I love the old family photos. They are like gateways into another place and time. Beautiful camellia. We lost our red one when the place was rebuilt. We had asked the contractor to dig it up with the back hoe so I could save it, but he forgot and flattened it instead. 😦
Oh no! Do you have other camellias to compensate? A painter working here, once upon a time, painted out my wall markings of the children’s heights, despite being asked NOT to touch that area. It was a big 😦 moment. Fortunately, he hadn’t put on the second coat of paint, so I managed to rescue most of the markings! Both memoirs are full of lovely old photos. Fascinating gateways, as you say, to the past.
You must be very proud of your Uncle Ernie (and a ‘Sir” none the less!) WOW. It must be so interesting reading his memoir knowing he is so closely related.
I love the photo of your mother. She is glowing with happiness 😀
Thank you Dianne. It is a lovely photo, isn’t it? And from all accounts, it was a happy time. I don’t know that I ever met Uncle Ernie; I was very young when he died, but my mother always spoke of him with great fondness and admiration.
What a fascinating little bit of family history – and you say it is on the periphery of the one to come? I very much look forward to the ones to come then!
Me too! I wonder how long it will take to get my thoughts into written form!!! Speaking of how long things take, I am reminded of your trial of the tracking app http://womanseyeview.me/2014/04/18/every-kilometre-counts/ You may be interested that Sir Ernest published the New Zealand Motorists’ Road Guides. But he didn’t only publish them; with a driver and a friend he travelled NZ by car, writing up the roads and making rough sketch-maps for the Guide Books. They were quality tested, the hard way!
What a beautiful bride your mother was, in that garden she was happy. You have an amazing family with interesting people in it! I am sure it is great to read your uncle’s book, knowing you are a relative. 🙂
I have read Eventful Years more than once. Each time I read it, I discover something new, or a piece of information, that I have overlooked. It is a small book but packed with stories. My mother has written some wonderful family stories too. And so has my grandfather. The maternal side of my family were great record keepers.

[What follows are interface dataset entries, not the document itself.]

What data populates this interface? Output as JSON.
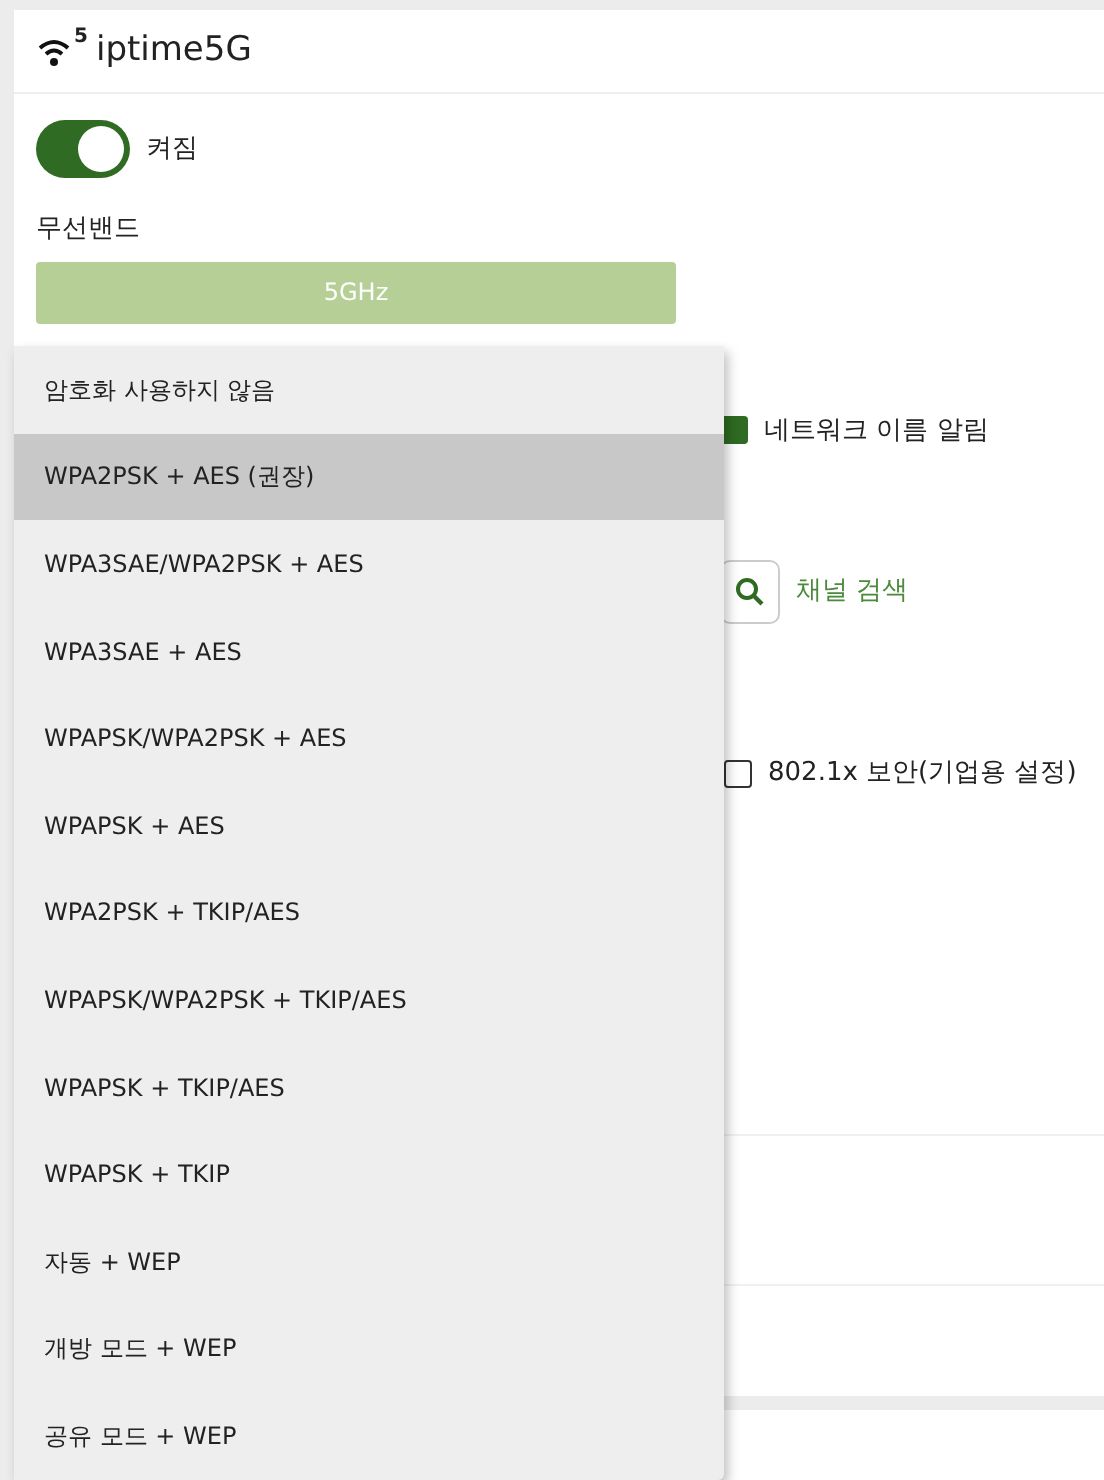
{
  "header": {
    "icon_badge": "5",
    "title": "iptime5G"
  },
  "power": {
    "on": true,
    "label": "켜짐"
  },
  "band": {
    "label": "무선밴드",
    "value": "5GHz"
  },
  "ssid_broadcast": {
    "label": "네트워크 이름 알림",
    "checked": true
  },
  "channel_search": {
    "label": "채널 검색"
  },
  "enterprise": {
    "label": "802.1x 보안(기업용 설정)",
    "checked": false
  },
  "encryption_menu": {
    "items": [
      {
        "label": "암호화 사용하지 않음",
        "selected": false
      },
      {
        "label": "WPA2PSK + AES (권장)",
        "selected": true
      },
      {
        "label": "WPA3SAE/WPA2PSK + AES",
        "selected": false
      },
      {
        "label": "WPA3SAE + AES",
        "selected": false
      },
      {
        "label": "WPAPSK/WPA2PSK + AES",
        "selected": false
      },
      {
        "label": "WPAPSK + AES",
        "selected": false
      },
      {
        "label": "WPA2PSK + TKIP/AES",
        "selected": false
      },
      {
        "label": "WPAPSK/WPA2PSK + TKIP/AES",
        "selected": false
      },
      {
        "label": "WPAPSK + TKIP/AES",
        "selected": false
      },
      {
        "label": "WPAPSK + TKIP",
        "selected": false
      },
      {
        "label": "자동 + WEP",
        "selected": false
      },
      {
        "label": "개방 모드 + WEP",
        "selected": false
      },
      {
        "label": "공유 모드 + WEP",
        "selected": false
      }
    ]
  }
}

Don’t you love the flowers in the bridal bouquet and on the veil? I think they probably came from a home garden. 🙂
You are right , what a lovely idea. that lst flower in your post looks also so beautiufl , perfect for a bride!
It would be a perfect flower for a bride. 🙂
memoirs / beauty / colors
Gosh, you told my story perfectly, in three words. I love it!
Interesting and what a beautiful photo of your mother. I also enjoy memoirs.
Thank you Ellen. It is one of my favourite photos of my mother. I enjoy memoirs too. The two I mentioned were both very short which I appreciated.
Such interesting history and I love the Camilla!
The camellia was a beauty to behold on the grey, rainy day I came upon it.
The winter camellia is beautiful. ‘Write it down’ is I think excellent advice, I know I often forget things my mother tells me about the family and I am sure I am going to regret that hugely in the future, so from now on I will scribble a few notes about whatever she mentions. Thank you for the timely reminder. 😉
I try hard to scribble things down or record them on my family history blog; my scribbles are very disorderly, so I don’t know how much use they will be to anyone. 😦 And each time I write down something, I realise how much more I don’t know/remember about my family!
You always share a combination of other and self. I find your images and commentary engaging.
Thank you Sally. I do love looking at the ways everything connects together in and around my life.